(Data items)
*-*-*

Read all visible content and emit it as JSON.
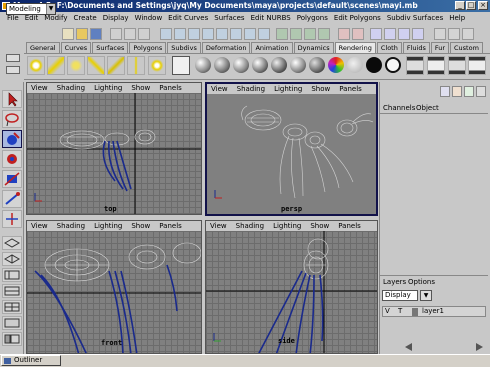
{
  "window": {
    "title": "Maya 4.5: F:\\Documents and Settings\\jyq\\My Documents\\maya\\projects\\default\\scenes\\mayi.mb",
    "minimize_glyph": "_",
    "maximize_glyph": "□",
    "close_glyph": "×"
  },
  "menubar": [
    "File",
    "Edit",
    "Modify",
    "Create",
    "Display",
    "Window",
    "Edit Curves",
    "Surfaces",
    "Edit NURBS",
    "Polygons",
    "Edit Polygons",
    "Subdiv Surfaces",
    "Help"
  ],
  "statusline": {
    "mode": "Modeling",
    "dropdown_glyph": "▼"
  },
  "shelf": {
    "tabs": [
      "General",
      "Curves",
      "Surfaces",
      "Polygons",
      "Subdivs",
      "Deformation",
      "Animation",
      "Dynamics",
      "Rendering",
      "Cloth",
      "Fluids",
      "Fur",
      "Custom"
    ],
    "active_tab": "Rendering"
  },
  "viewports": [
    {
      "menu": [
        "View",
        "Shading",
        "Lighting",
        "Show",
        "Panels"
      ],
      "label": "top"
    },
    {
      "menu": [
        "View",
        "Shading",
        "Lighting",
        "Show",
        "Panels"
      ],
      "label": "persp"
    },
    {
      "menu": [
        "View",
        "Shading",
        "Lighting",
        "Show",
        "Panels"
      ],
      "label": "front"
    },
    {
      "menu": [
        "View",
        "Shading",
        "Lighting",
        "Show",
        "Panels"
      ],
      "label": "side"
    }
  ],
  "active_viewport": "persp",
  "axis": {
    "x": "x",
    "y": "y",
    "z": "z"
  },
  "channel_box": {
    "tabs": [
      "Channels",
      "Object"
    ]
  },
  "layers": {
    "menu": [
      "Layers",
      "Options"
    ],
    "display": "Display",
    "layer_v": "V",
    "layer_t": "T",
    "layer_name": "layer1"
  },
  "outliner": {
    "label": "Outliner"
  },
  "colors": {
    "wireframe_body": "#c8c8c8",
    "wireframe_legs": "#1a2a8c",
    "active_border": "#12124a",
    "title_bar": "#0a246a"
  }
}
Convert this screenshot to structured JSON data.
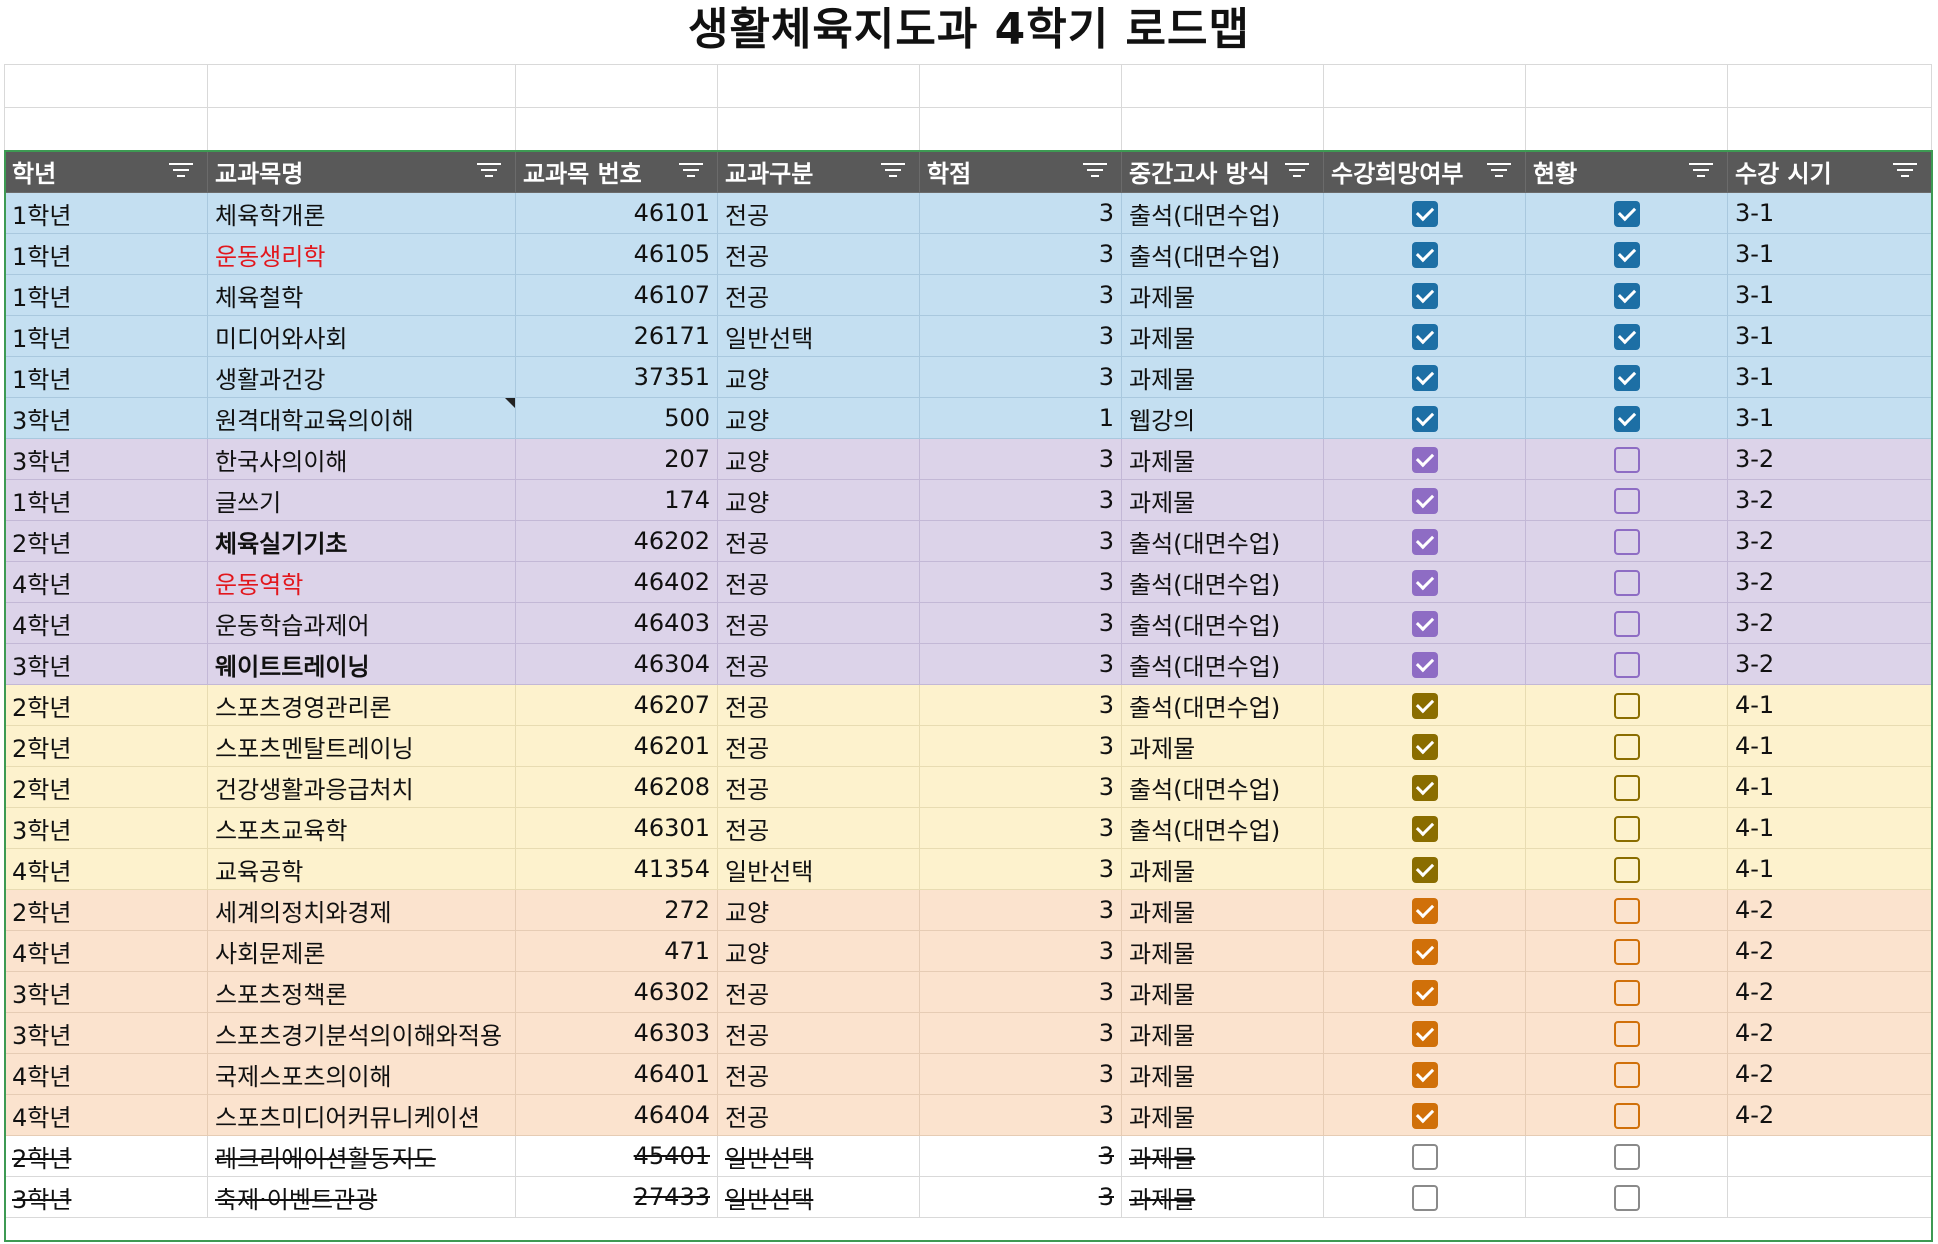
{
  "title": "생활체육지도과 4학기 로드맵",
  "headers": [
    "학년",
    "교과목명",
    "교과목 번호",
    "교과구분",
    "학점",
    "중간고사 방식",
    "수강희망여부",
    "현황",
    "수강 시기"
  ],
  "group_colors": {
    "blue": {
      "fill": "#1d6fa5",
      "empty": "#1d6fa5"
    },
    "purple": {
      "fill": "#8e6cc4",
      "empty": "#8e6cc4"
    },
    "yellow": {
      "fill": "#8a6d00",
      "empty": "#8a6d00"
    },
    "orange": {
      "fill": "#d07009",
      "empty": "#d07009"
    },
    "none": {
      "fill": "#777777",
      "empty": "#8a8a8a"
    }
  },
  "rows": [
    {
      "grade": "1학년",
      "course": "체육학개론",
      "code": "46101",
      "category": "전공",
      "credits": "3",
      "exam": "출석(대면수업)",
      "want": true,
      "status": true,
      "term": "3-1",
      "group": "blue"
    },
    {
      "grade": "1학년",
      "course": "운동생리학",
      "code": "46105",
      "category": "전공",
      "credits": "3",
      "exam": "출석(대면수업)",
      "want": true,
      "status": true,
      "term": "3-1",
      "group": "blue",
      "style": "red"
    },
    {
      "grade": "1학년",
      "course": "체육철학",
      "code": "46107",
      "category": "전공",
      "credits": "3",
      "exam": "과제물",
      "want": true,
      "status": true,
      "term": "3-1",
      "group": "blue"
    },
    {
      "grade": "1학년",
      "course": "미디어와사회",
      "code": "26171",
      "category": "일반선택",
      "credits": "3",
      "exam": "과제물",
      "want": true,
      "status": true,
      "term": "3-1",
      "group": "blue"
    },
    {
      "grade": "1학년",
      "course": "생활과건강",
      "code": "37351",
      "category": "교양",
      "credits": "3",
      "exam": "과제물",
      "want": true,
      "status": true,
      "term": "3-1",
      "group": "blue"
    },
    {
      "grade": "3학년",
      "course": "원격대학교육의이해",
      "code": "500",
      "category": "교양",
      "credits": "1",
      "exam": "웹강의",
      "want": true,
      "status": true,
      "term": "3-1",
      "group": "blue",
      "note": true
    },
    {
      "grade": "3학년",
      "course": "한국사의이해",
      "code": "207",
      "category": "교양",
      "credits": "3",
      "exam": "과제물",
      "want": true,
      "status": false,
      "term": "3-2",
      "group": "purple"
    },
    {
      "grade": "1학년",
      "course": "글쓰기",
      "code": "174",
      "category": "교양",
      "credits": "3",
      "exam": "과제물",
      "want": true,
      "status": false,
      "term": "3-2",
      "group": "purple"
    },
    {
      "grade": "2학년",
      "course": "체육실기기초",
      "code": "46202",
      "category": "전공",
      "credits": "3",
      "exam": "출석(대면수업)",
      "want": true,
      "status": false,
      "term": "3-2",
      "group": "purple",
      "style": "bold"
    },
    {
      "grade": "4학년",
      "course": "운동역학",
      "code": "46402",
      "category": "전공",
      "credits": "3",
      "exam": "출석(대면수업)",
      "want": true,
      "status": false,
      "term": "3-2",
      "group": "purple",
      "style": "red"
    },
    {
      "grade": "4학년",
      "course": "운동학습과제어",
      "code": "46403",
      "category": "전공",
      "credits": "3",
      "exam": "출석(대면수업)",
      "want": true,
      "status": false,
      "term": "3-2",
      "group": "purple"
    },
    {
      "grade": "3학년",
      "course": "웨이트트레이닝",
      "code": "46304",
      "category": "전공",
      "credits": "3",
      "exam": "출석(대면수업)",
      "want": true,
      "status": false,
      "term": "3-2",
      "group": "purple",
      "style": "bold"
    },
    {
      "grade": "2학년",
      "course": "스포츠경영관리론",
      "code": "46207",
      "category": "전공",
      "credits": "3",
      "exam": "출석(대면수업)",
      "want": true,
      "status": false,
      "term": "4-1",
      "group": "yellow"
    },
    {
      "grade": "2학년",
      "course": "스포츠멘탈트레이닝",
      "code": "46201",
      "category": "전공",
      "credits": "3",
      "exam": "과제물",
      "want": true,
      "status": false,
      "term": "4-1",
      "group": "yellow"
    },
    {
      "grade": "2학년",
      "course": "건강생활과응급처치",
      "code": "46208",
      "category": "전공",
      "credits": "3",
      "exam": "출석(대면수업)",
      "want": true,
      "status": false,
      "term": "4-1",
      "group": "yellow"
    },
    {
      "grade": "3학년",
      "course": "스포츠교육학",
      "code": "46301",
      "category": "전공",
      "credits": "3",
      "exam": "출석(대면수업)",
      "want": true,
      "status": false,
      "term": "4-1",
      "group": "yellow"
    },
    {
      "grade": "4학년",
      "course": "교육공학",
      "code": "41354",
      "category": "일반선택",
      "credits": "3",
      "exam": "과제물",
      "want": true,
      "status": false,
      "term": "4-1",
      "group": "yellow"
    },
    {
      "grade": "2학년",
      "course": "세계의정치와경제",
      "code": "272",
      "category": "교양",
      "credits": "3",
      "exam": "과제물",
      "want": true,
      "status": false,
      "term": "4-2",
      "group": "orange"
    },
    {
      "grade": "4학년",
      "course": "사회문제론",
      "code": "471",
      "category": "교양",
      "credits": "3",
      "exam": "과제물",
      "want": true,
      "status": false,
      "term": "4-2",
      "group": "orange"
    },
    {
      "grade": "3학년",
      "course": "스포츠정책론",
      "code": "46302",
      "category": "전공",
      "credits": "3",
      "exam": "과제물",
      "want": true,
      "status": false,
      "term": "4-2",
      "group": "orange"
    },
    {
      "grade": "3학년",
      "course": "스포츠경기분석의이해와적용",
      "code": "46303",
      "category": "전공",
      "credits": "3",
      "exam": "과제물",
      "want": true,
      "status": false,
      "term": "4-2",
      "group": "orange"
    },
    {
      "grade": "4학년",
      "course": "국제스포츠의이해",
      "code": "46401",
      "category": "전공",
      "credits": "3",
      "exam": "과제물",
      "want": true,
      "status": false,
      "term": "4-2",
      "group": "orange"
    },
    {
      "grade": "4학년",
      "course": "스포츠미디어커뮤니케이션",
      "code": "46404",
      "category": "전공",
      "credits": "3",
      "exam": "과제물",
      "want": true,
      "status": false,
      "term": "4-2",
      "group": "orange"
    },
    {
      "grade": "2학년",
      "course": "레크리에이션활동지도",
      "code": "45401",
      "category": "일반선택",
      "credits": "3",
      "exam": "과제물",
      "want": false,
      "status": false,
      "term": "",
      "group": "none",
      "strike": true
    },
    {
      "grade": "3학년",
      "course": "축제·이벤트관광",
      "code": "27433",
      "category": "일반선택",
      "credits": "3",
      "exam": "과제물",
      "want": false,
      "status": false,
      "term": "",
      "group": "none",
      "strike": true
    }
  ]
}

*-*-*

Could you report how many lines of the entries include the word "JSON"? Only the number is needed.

2